Based on Pasta Con Le Sarde, the full-throttle Sicilian spaghetti and sardine classic, this tuna-based version is a store-cupboard gem. Like the Spanish, Sicilians like to use breadcrumbs to add savoury crunch and even call them poor man's Parmesan. This recipe will usefully clear the remains of a ciabatta loaf and use up any raisins that got away when the mince pies and puds were being made, though do stone them if they are moscatels. That's the kind of crunch your guests don't want.
Sicily has the very grape for these dark, sweet concoctions. Uncork a bottle of La Ferla Nero d'Avola Rosso, Sicilia IGT (£6.75)
- 25g raisins, soaked in 2 tablespoons of hot water, or Marsala if you have some
- 2 cans tuna in oil, drained (save a little of the oil)
- 2 tbs olive oil
- 1 red onion, diced
- 1 large fennel bulb, diced
- Juice of a lemon
- 50g pine nuts, lightly toasted
- 350g spaghetti or other long pasta
- 100g ciabatta crumbs, toasted in a hot oven

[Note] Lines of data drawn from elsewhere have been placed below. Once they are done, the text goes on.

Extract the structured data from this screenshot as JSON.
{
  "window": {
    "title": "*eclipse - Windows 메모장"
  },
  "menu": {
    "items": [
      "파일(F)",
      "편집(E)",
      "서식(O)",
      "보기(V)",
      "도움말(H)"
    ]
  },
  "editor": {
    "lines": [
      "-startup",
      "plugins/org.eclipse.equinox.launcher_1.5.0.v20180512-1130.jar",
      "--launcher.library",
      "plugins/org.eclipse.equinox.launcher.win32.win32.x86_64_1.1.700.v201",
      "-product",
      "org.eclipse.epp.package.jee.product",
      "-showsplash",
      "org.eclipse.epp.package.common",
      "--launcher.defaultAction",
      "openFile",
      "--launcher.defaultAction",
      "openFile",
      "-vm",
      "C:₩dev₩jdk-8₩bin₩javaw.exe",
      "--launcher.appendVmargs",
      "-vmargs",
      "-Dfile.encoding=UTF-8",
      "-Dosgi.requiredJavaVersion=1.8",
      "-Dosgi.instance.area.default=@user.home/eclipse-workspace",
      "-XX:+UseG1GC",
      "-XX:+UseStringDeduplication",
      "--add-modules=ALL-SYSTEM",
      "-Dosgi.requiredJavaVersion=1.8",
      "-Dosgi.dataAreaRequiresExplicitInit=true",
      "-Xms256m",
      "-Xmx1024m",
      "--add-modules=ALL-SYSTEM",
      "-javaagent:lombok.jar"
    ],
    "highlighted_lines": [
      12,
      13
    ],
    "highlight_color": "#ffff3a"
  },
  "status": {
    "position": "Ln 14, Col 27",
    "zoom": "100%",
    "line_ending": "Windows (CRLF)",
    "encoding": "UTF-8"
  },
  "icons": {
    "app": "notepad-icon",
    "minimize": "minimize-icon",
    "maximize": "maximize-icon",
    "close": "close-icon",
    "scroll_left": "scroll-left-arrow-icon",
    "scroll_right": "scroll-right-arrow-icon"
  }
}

Fry the onion and fennel in the oil until soft and golden. Squeeze the lemon juice and sizzle briefly. Drain the raisins and add to the pan, along with the Marsala if you used that, and if you did, simmer until the alcohol has boiled off and the liquid is reduced to a syrup. Mash the tuna with a little of its oil and add to the pan to warm through gently while the pasta is boiling. Finally add the toasted pine nuts. Cook the spaghetti until al dente and drain, reserving some of the cooking water. Pile into a large serving bowl and toss through the contents of the frying pan, along with a little of the cooking water which will help everything to come together. Serve the breadcrumbs separately to sprinkle on top. No Parmesan necessary.
Janet Wynne Evans